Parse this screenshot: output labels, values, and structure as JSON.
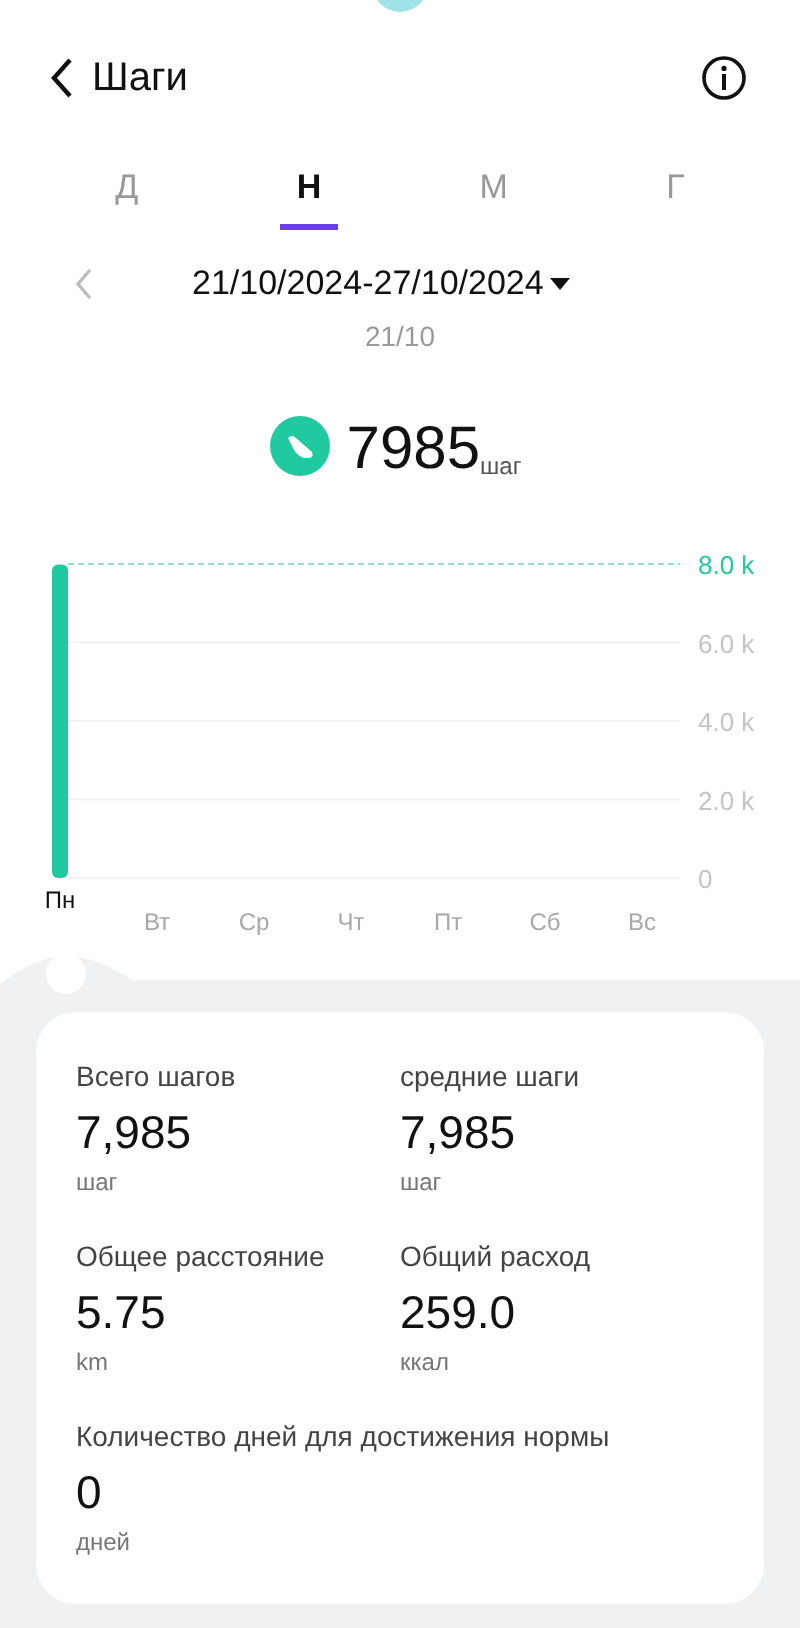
{
  "header": {
    "title": "Шаги"
  },
  "tabs": [
    {
      "label": "Д",
      "selected": false
    },
    {
      "label": "Н",
      "selected": true
    },
    {
      "label": "М",
      "selected": false
    },
    {
      "label": "Г",
      "selected": false
    }
  ],
  "period": {
    "range": "21/10/2024-27/10/2024",
    "selected_date": "21/10"
  },
  "summary": {
    "value": "7985",
    "unit": "шаг"
  },
  "chart": {
    "chart_data": {
      "type": "bar",
      "categories": [
        "Пн",
        "Вт",
        "Ср",
        "Чт",
        "Пт",
        "Сб",
        "Вс"
      ],
      "values": [
        7985,
        0,
        0,
        0,
        0,
        0,
        0
      ],
      "ylim": [
        0,
        8000
      ],
      "yticks": [
        {
          "value": 0,
          "label": "0"
        },
        {
          "value": 2000,
          "label": "2.0 k"
        },
        {
          "value": 4000,
          "label": "4.0 k"
        },
        {
          "value": 6000,
          "label": "6.0 k"
        },
        {
          "value": 8000,
          "label": "8.0 k"
        }
      ],
      "grid": true
    },
    "days": [
      {
        "selected": true
      },
      {
        "selected": false
      },
      {
        "selected": false
      },
      {
        "selected": false
      },
      {
        "selected": false
      },
      {
        "selected": false
      },
      {
        "selected": false
      }
    ]
  },
  "stats": [
    {
      "label": "Всего шагов",
      "value": "7,985",
      "unit": "шаг",
      "kind": "half"
    },
    {
      "label": "средние шаги",
      "value": "7,985",
      "unit": "шаг",
      "kind": "half"
    },
    {
      "label": "Общее расстояние",
      "value": "5.75",
      "unit": "km",
      "kind": "half"
    },
    {
      "label": "Общий расход",
      "value": "259.0",
      "unit": "ккал",
      "kind": "half"
    },
    {
      "label": "Количество дней для достижения нормы",
      "value": "0",
      "unit": "дней",
      "kind": "wide"
    }
  ]
}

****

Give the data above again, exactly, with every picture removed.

• [OUTPUT OF THE TASK]
Parse this screenshot: output labels, values, and structure as JSON.
{
  "header": {
    "title": "Шаги"
  },
  "tabs": [
    {
      "label": "Д",
      "selected": false
    },
    {
      "label": "Н",
      "selected": true
    },
    {
      "label": "М",
      "selected": false
    },
    {
      "label": "Г",
      "selected": false
    }
  ],
  "period": {
    "range": "21/10/2024-27/10/2024",
    "selected_date": "21/10"
  },
  "summary": {
    "value": "7985",
    "unit": "шаг"
  },
  "chart": {
    "chart_data": {
      "type": "bar",
      "categories": [
        "Пн",
        "Вт",
        "Ср",
        "Чт",
        "Пт",
        "Сб",
        "Вс"
      ],
      "values": [
        7985,
        0,
        0,
        0,
        0,
        0,
        0
      ],
      "ylim": [
        0,
        8000
      ],
      "yticks": [
        {
          "value": 0,
          "label": "0"
        },
        {
          "value": 2000,
          "label": "2.0 k"
        },
        {
          "value": 4000,
          "label": "4.0 k"
        },
        {
          "value": 6000,
          "label": "6.0 k"
        },
        {
          "value": 8000,
          "label": "8.0 k"
        }
      ],
      "grid": true
    },
    "days": [
      {
        "selected": true
      },
      {
        "selected": false
      },
      {
        "selected": false
      },
      {
        "selected": false
      },
      {
        "selected": false
      },
      {
        "selected": false
      },
      {
        "selected": false
      }
    ]
  },
  "stats": [
    {
      "label": "Всего шагов",
      "value": "7,985",
      "unit": "шаг",
      "kind": "half"
    },
    {
      "label": "средние шаги",
      "value": "7,985",
      "unit": "шаг",
      "kind": "half"
    },
    {
      "label": "Общее расстояние",
      "value": "5.75",
      "unit": "km",
      "kind": "half"
    },
    {
      "label": "Общий расход",
      "value": "259.0",
      "unit": "ккал",
      "kind": "half"
    },
    {
      "label": "Количество дней для достижения нормы",
      "value": "0",
      "unit": "дней",
      "kind": "wide"
    }
  ]
}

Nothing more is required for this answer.